Thu Oct, 2011 by Derek Mehraban
On Monday night Google finally released Ice Cream Sandwich (ICS), its new version of the Android operating system. ICS was touted as an improvement over Honeycomb, but the changes are actually quite significant. This is an important advancement not only for the smartphones based on Android but for the growing tablet market that Apple’s iPad has been able to run away with. Google wants to close the tablet gap and ICS is supposed to help with that.
The tablet suffers from a lack of productivity. One of the main hindrances is the lack of good mutli-tasking. Apple tried to fix this in iOS5 but ICS does a much better job. Not only will apps continue working in the background, but ICS offers a “Recent Apps” function that will make switching between apps much easier and more friendly.
Reports are that ICS solves a problem that has always plagued Android. While Android was always a powerful OS, it was never very attractive. The new UI is stunning to look at, fun to play with and intuitively powerful. People are raving about its design, ground normally inhabited only by Apple.
ICS also contains functions for easy grouping of apps, retrieving apps and even to uninstall apps. This will encourage many people who often struggle with bloatware put on the phones by manufacturers. It’s a problem iPhone users are not plagued with, but ICS’ ability to help users with this problem is sure to bring some people into its fold.
Widgets are resizable. Not only is the user able to change the size of a widget for their own preference or for differing screen sizes, but developers are also able to resize widgets. This will help retroactively make phones better suited for different uses and depending on different screen sizes. It is another problem that Apple users are not bothered with, because Apple is a closed system. The fragmentation of the Android world highlighted this is a problem needing resolution. ICS does seem to democratize what is happening in the smartphone allowing for the Android fragmentation issue to heal itself.
Apple had done a good job closing the voice input gap with Siri and iOS5. ICS will widen that gap again. The new voice recognition software will allow the user to speak for as long as he likes, opposed to Siri’s cut off after a certain amount of data. The uses of this function are fairly limited right now, but future abilities to turn that data into searchable or translatable material will become a beneficial difference between Android and iOS.
One of the biggest changes to ICS is the cloud based browser. By moving much of the processing to the cloud the phone itself has sped up. Reports are that ICS is 220% faster when browsing than the Gingerbread release of Android. Browsing has always been an issue for Android devices. Most people needed to install a 3rd party browser because the browsing was so suspect. The new native browser, however, is much faster and much more functional. Mobile browser developers might find themselves pushed out of a market, the reports are that good. This has obvious and significant implications for the digital agency.
ICS will also use the near field communications chip as more than a mobile wallet system. Android Beam will allow to NFC equipped devices to automatically exchange data. It is reminiscent of Blackberries and their ability to zip information back and forth through an infrared connection. NFC can function based on proximity though, so there is not a line of sight problem. ICS will also allow Android devices to link up via Bluetooth or wi-fi, so the new feature is not limited to only NFC enabled devices. This will be significant for productivity, an issue Apple has not yet been able to resolve.

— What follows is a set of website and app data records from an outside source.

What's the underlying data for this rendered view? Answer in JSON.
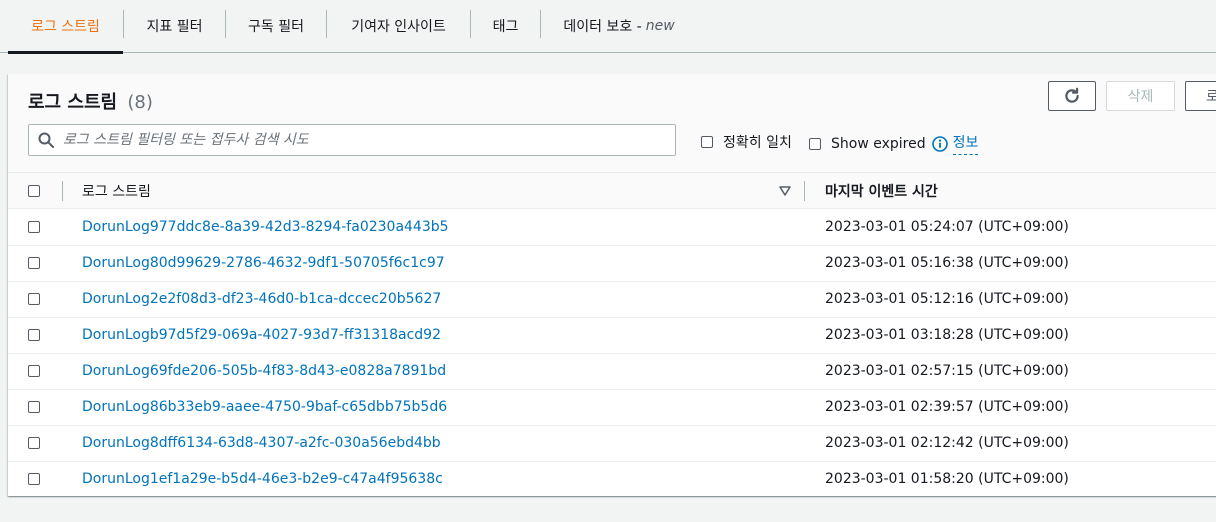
{
  "tabs": [
    {
      "label": "로그 스트림",
      "suffix": ""
    },
    {
      "label": "지표 필터",
      "suffix": ""
    },
    {
      "label": "구독 필터",
      "suffix": ""
    },
    {
      "label": "기여자 인사이트",
      "suffix": ""
    },
    {
      "label": "태그",
      "suffix": ""
    },
    {
      "label": "데이터 보호 -",
      "suffix": "new"
    }
  ],
  "panel": {
    "title": "로그 스트림",
    "count": "(8)",
    "delete_label": "삭제",
    "third_button_label": "로"
  },
  "search": {
    "placeholder": "로그 스트림 필터링 또는 접두사 검색 시도"
  },
  "options": {
    "exact_match_label": "정확히 일치",
    "show_expired_label": "Show expired",
    "info_label": "정보"
  },
  "table": {
    "headers": [
      "로그 스트림",
      "마지막 이벤트 시간"
    ],
    "rows": [
      {
        "name": "DorunLog977ddc8e-8a39-42d3-8294-fa0230a443b5",
        "time": "2023-03-01 05:24:07 (UTC+09:00)"
      },
      {
        "name": "DorunLog80d99629-2786-4632-9df1-50705f6c1c97",
        "time": "2023-03-01 05:16:38 (UTC+09:00)"
      },
      {
        "name": "DorunLog2e2f08d3-df23-46d0-b1ca-dccec20b5627",
        "time": "2023-03-01 05:12:16 (UTC+09:00)"
      },
      {
        "name": "DorunLogb97d5f29-069a-4027-93d7-ff31318acd92",
        "time": "2023-03-01 03:18:28 (UTC+09:00)"
      },
      {
        "name": "DorunLog69fde206-505b-4f83-8d43-e0828a7891bd",
        "time": "2023-03-01 02:57:15 (UTC+09:00)"
      },
      {
        "name": "DorunLog86b33eb9-aaee-4750-9baf-c65dbb75b5d6",
        "time": "2023-03-01 02:39:57 (UTC+09:00)"
      },
      {
        "name": "DorunLog8dff6134-63d8-4307-a2fc-030a56ebd4bb",
        "time": "2023-03-01 02:12:42 (UTC+09:00)"
      },
      {
        "name": "DorunLog1ef1a29e-b5d4-46e3-b2e9-c47a4f95638c",
        "time": "2023-03-01 01:58:20 (UTC+09:00)"
      }
    ]
  },
  "colors": {
    "accent": "#ec7211",
    "link": "#0073bb"
  }
}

Manufacturers are promising their users phone upgrades, but when those upgrades will happen is still unknown. HTC, for example, says it will first need to review ICS and how it interacts with HTC Sense, its own user interface, before allowing an upgrade to happen. That evaluation will also need to happen on each individual handset. It may be quite some time before the mobile marketing agency sees Android 4.0 showing up in reports about the OS of mobile advertisement viewers.
Part of the iPhone 4S disappointment was the lack of many of these features. ICS is a significant jump over iOS5, a gap that will probably be made by Apple when the iPhone 5 is finally released. Until then, however, the digital agency can expect other mobile OS developers to be playing catch up.